Take the line that contains "What's the underlying" and each line after it to the end of the data below, and set them down exactly, omitting pictures.

» **INFORMATION PROVIDED**
# # # #
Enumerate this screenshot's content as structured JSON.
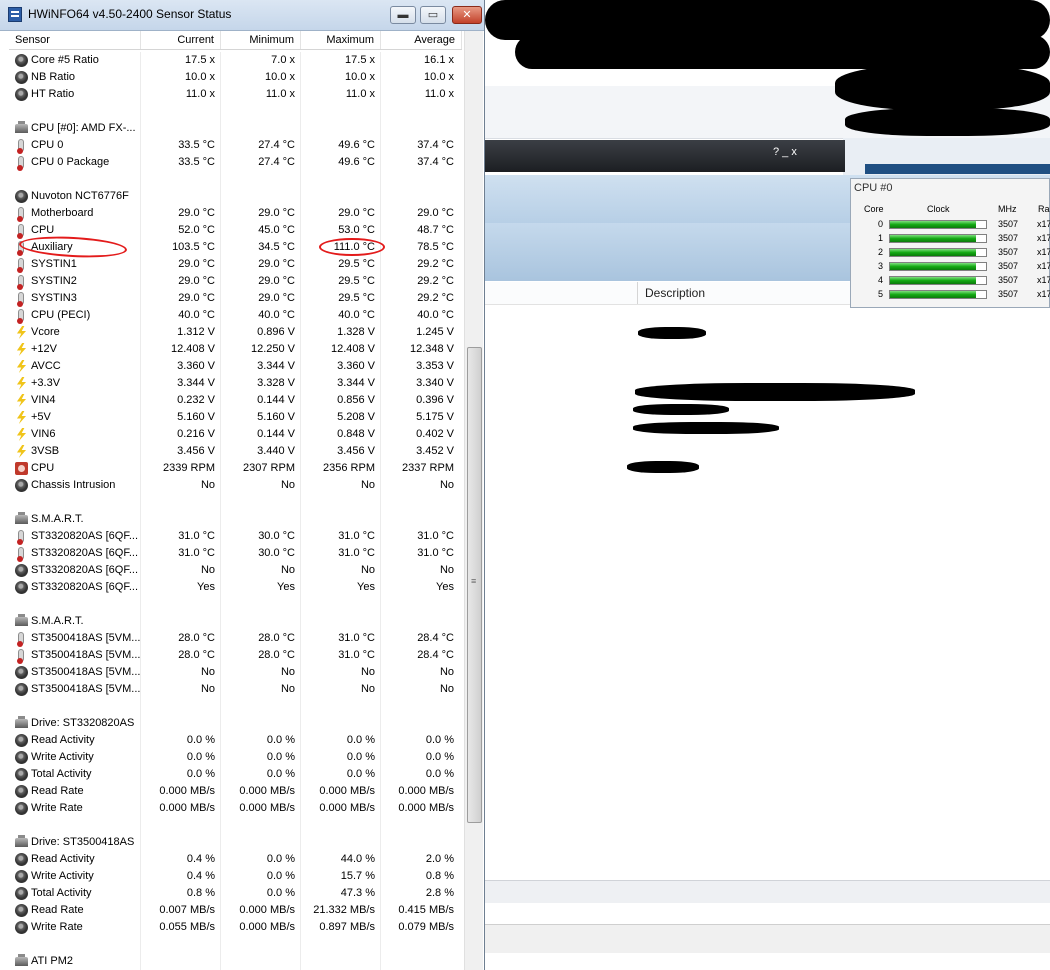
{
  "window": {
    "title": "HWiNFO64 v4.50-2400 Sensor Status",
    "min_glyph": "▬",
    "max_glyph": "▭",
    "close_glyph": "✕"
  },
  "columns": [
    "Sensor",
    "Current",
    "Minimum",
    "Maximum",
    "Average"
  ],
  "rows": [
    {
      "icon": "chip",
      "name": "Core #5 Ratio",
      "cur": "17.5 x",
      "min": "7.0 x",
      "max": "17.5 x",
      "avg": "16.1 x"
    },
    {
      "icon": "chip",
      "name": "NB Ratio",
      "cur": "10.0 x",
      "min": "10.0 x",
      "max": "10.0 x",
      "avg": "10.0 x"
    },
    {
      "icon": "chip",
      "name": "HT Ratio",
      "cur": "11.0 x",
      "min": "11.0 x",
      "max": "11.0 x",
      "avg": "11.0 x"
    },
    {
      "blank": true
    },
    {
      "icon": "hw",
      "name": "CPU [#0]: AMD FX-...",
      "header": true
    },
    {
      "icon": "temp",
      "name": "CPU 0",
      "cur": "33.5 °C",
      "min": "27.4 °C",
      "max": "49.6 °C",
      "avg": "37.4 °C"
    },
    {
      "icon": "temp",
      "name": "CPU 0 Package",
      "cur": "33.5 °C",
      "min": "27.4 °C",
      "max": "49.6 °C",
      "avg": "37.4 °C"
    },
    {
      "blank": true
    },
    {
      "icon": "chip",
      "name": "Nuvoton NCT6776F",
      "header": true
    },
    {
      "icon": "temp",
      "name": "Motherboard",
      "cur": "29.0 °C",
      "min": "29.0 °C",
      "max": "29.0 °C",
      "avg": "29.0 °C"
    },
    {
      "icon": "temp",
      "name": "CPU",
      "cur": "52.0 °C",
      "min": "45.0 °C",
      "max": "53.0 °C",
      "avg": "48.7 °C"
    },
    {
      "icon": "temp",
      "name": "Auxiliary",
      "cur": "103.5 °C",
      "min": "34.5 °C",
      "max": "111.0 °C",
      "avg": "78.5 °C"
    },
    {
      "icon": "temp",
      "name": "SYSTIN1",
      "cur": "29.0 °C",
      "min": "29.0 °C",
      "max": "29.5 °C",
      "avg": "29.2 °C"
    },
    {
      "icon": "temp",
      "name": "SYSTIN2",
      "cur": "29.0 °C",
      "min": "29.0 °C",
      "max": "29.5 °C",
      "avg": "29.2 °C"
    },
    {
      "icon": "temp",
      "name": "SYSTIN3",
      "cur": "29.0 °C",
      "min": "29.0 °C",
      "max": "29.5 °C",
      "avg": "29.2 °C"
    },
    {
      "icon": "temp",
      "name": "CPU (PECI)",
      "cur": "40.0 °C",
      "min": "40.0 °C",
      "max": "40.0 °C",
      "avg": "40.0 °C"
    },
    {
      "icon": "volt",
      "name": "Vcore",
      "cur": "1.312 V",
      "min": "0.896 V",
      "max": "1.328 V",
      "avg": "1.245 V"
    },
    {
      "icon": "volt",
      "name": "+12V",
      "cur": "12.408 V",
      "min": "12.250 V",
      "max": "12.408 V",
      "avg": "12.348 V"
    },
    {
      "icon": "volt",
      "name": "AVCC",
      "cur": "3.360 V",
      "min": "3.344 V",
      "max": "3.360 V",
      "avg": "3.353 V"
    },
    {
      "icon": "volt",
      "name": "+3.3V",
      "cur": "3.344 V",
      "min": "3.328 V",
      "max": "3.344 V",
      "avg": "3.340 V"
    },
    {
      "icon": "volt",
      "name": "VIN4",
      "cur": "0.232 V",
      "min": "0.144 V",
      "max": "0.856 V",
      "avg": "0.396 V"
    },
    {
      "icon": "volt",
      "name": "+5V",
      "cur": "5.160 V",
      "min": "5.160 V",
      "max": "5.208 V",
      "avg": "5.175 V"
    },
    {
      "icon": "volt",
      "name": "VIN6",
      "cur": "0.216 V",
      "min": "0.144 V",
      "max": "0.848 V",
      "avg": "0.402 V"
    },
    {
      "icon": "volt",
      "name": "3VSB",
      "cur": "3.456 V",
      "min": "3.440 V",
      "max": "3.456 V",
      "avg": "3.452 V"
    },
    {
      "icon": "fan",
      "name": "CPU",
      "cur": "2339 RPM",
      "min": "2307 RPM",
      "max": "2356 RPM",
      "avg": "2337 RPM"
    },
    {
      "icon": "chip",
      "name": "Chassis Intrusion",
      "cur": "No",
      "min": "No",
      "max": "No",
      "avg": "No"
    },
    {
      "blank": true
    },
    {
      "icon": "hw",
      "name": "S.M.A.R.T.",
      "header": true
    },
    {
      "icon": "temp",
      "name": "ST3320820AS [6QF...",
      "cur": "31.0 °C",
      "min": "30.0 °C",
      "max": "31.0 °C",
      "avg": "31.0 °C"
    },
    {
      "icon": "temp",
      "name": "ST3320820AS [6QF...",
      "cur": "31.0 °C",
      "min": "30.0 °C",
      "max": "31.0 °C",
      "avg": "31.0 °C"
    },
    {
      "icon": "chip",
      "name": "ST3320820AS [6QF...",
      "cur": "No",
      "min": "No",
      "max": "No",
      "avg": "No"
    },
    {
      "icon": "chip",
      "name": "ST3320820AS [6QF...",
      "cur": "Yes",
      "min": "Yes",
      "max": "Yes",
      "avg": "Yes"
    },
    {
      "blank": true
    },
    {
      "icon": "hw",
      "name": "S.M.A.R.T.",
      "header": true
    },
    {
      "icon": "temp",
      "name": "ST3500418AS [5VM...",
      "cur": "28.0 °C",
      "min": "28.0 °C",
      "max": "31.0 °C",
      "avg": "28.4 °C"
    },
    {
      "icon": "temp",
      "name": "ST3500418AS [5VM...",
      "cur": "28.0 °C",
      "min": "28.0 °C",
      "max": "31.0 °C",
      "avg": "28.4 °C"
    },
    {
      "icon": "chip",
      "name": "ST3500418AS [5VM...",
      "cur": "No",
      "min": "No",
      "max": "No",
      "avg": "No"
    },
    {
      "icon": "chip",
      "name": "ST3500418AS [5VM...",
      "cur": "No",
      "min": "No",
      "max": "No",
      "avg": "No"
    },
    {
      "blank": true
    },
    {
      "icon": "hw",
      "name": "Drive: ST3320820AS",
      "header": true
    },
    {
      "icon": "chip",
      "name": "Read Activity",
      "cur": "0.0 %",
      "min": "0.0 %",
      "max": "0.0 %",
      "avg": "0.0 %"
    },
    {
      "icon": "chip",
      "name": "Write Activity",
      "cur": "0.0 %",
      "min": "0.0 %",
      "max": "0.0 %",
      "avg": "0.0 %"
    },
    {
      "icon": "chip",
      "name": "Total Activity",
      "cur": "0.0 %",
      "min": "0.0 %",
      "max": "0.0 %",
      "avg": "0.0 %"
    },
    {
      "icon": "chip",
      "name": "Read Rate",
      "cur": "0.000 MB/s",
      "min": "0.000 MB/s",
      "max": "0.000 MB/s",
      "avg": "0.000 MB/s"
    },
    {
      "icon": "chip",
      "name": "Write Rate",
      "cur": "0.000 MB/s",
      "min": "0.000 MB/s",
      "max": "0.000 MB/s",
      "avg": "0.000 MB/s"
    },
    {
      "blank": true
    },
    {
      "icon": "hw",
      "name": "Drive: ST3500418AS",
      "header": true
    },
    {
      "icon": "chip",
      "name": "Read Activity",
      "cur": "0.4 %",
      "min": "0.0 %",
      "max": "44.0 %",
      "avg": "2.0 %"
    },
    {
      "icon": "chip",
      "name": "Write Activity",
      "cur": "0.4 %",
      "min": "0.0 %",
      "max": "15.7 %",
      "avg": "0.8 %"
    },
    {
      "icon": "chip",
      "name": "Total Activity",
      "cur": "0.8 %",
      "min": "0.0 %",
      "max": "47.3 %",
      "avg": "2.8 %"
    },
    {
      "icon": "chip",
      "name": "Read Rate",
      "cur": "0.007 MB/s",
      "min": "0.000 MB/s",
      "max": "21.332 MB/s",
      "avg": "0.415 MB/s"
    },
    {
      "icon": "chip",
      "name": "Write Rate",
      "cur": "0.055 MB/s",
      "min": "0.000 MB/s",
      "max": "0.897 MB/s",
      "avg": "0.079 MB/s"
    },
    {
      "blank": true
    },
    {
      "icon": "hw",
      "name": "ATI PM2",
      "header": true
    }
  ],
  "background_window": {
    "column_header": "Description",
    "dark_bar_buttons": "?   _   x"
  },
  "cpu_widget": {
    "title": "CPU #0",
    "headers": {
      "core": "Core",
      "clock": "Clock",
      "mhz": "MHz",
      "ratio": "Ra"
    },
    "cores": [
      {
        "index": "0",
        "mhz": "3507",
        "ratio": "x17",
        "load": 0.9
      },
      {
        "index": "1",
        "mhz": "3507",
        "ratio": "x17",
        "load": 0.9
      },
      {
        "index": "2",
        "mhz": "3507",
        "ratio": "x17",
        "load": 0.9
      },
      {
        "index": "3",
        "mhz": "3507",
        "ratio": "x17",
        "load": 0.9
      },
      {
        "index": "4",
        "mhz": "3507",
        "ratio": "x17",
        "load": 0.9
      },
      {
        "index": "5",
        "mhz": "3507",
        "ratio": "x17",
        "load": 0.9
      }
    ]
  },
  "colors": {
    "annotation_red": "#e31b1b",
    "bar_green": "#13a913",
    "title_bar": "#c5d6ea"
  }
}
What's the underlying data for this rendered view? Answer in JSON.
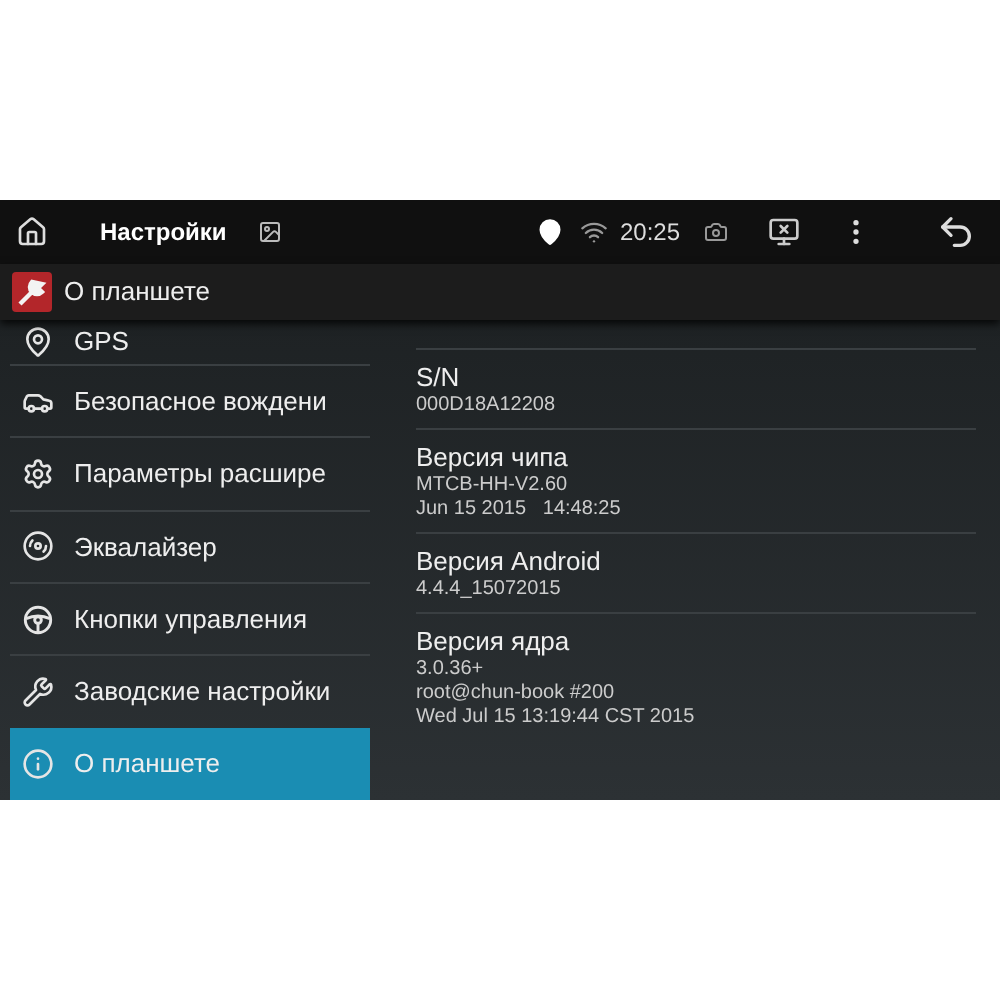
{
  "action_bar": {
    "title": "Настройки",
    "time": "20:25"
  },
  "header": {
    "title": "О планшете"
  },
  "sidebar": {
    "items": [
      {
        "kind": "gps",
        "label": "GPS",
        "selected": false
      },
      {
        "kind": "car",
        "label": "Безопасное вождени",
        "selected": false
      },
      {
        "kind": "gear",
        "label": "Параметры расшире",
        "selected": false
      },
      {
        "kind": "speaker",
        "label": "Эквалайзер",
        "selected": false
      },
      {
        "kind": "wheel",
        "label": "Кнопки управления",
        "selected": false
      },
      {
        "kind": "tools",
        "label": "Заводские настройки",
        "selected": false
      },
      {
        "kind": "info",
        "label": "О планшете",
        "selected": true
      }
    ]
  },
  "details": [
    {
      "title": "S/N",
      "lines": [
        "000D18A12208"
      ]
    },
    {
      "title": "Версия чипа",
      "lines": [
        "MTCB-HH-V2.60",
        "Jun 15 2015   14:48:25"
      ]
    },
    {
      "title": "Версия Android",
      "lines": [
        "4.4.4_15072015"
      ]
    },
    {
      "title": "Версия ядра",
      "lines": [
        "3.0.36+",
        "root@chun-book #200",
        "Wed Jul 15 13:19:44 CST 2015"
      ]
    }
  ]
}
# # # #
» **REPLY TO THE EXERCISE**
What's the underlying data for this rendered view? Answer in JSON.
{
  "action_bar": {
    "title": "Настройки",
    "time": "20:25"
  },
  "header": {
    "title": "О планшете"
  },
  "sidebar": {
    "items": [
      {
        "kind": "gps",
        "label": "GPS",
        "selected": false
      },
      {
        "kind": "car",
        "label": "Безопасное вождени",
        "selected": false
      },
      {
        "kind": "gear",
        "label": "Параметры расшире",
        "selected": false
      },
      {
        "kind": "speaker",
        "label": "Эквалайзер",
        "selected": false
      },
      {
        "kind": "wheel",
        "label": "Кнопки управления",
        "selected": false
      },
      {
        "kind": "tools",
        "label": "Заводские настройки",
        "selected": false
      },
      {
        "kind": "info",
        "label": "О планшете",
        "selected": true
      }
    ]
  },
  "details": [
    {
      "title": "S/N",
      "lines": [
        "000D18A12208"
      ]
    },
    {
      "title": "Версия чипа",
      "lines": [
        "MTCB-HH-V2.60",
        "Jun 15 2015   14:48:25"
      ]
    },
    {
      "title": "Версия Android",
      "lines": [
        "4.4.4_15072015"
      ]
    },
    {
      "title": "Версия ядра",
      "lines": [
        "3.0.36+",
        "root@chun-book #200",
        "Wed Jul 15 13:19:44 CST 2015"
      ]
    }
  ]
}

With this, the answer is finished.